• [BRIEF] Reproduce all the records word for word. Omit images.

*** Begin section ***

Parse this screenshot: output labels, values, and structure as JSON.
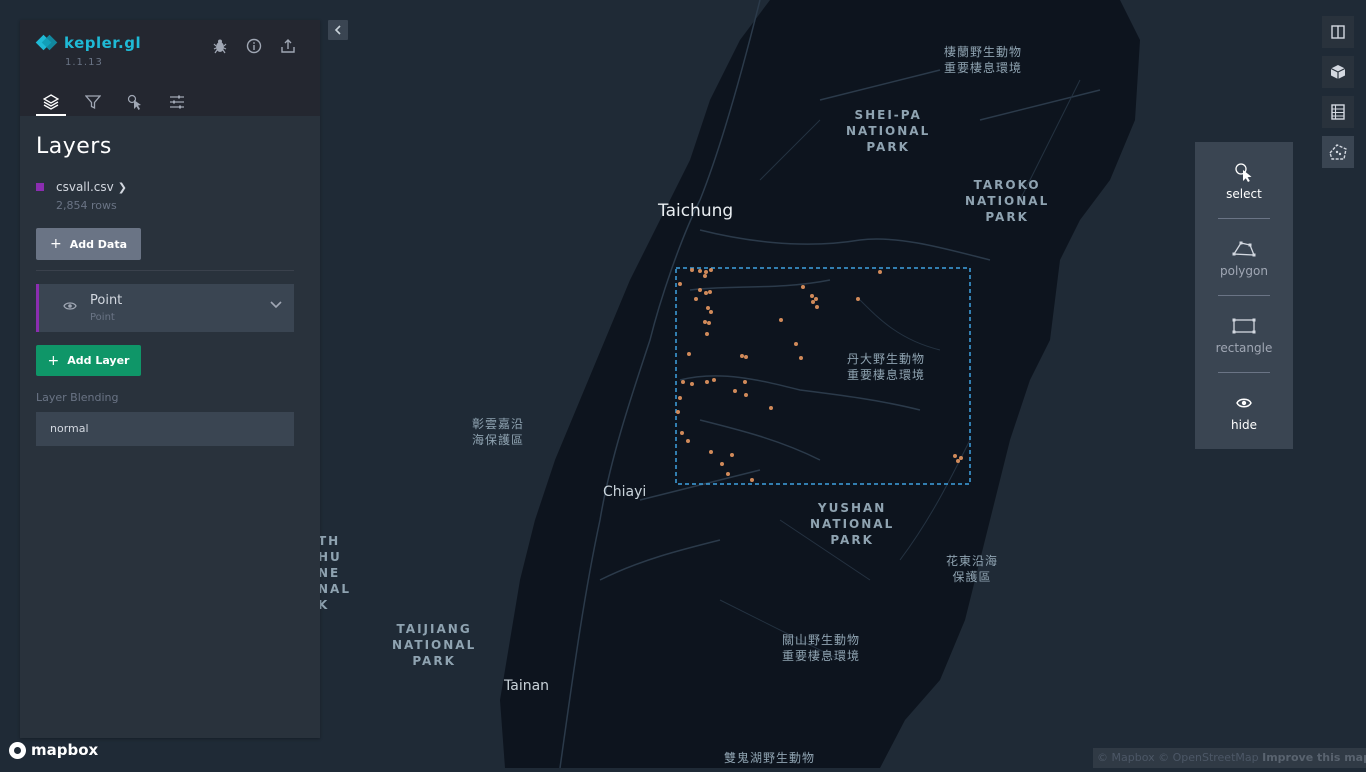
{
  "app": {
    "name": "kepler.gl",
    "version": "1.1.13"
  },
  "header_icons": [
    "bug-icon",
    "info-icon",
    "share-icon"
  ],
  "tabs": [
    {
      "name": "layers-tab",
      "icon": "layers-icon",
      "active": true
    },
    {
      "name": "filters-tab",
      "icon": "filter-icon",
      "active": false
    },
    {
      "name": "interactions-tab",
      "icon": "cursor-icon",
      "active": false
    },
    {
      "name": "basemap-tab",
      "icon": "settings-icon",
      "active": false
    }
  ],
  "panel": {
    "title": "Layers",
    "dataset": {
      "name": "csvall.csv",
      "rows": "2,854 rows",
      "color": "#8b2db0"
    },
    "add_data_label": "Add Data",
    "layer": {
      "name": "Point",
      "type": "Point"
    },
    "add_layer_label": "Add Layer",
    "blending_label": "Layer Blending",
    "blending_value": "normal"
  },
  "draw_tools": {
    "select": "select",
    "polygon": "polygon",
    "rectangle": "rectangle",
    "hide": "hide"
  },
  "map_labels": {
    "taichung": "Taichung",
    "chiayi": "Chiayi",
    "tainan": "Tainan",
    "sheipa": "SHEI-PA\nNATIONAL\nPARK",
    "taroko": "TAROKO\nNATIONAL\nPARK",
    "yushan": "YUSHAN\nNATIONAL\nPARK",
    "taijiang": "TAIJIANG\nNATIONAL\nPARK",
    "partial_park": "TH\nHU\nNE\nNAL\nK",
    "cn1": "棲蘭野生動物\n重要棲息環境",
    "cn2": "丹大野生動物\n重要棲息環境",
    "cn3": "彰雲嘉沿\n海保護區",
    "cn4": "花東沿海\n保護區",
    "cn5": "關山野生動物\n重要棲息環境",
    "cn6": "雙鬼湖野生動物"
  },
  "attribution": {
    "mapbox": "mapbox",
    "copyright": "© Mapbox © OpenStreetMap",
    "improve": "Improve this map"
  },
  "colors": {
    "accent": "#1fbad6",
    "layer_color": "#8b2db0",
    "add_layer": "#0f9668",
    "points": "#d08a5a",
    "selection": "#3ea2e0"
  }
}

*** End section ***

• [EXPECTED ANSWER]
Parse this screenshot: output labels, values, and structure as JSON.
{
  "app": {
    "name": "kepler.gl",
    "version": "1.1.13"
  },
  "header_icons": [
    "bug-icon",
    "info-icon",
    "share-icon"
  ],
  "tabs": [
    {
      "name": "layers-tab",
      "icon": "layers-icon",
      "active": true
    },
    {
      "name": "filters-tab",
      "icon": "filter-icon",
      "active": false
    },
    {
      "name": "interactions-tab",
      "icon": "cursor-icon",
      "active": false
    },
    {
      "name": "basemap-tab",
      "icon": "settings-icon",
      "active": false
    }
  ],
  "panel": {
    "title": "Layers",
    "dataset": {
      "name": "csvall.csv",
      "rows": "2,854 rows",
      "color": "#8b2db0"
    },
    "add_data_label": "Add Data",
    "layer": {
      "name": "Point",
      "type": "Point"
    },
    "add_layer_label": "Add Layer",
    "blending_label": "Layer Blending",
    "blending_value": "normal"
  },
  "draw_tools": {
    "select": "select",
    "polygon": "polygon",
    "rectangle": "rectangle",
    "hide": "hide"
  },
  "map_labels": {
    "taichung": "Taichung",
    "chiayi": "Chiayi",
    "tainan": "Tainan",
    "sheipa": "SHEI-PA\nNATIONAL\nPARK",
    "taroko": "TAROKO\nNATIONAL\nPARK",
    "yushan": "YUSHAN\nNATIONAL\nPARK",
    "taijiang": "TAIJIANG\nNATIONAL\nPARK",
    "partial_park": "TH\nHU\nNE\nNAL\nK",
    "cn1": "棲蘭野生動物\n重要棲息環境",
    "cn2": "丹大野生動物\n重要棲息環境",
    "cn3": "彰雲嘉沿\n海保護區",
    "cn4": "花東沿海\n保護區",
    "cn5": "關山野生動物\n重要棲息環境",
    "cn6": "雙鬼湖野生動物"
  },
  "attribution": {
    "mapbox": "mapbox",
    "copyright": "© Mapbox © OpenStreetMap",
    "improve": "Improve this map"
  },
  "colors": {
    "accent": "#1fbad6",
    "layer_color": "#8b2db0",
    "add_layer": "#0f9668",
    "points": "#d08a5a",
    "selection": "#3ea2e0"
  }
}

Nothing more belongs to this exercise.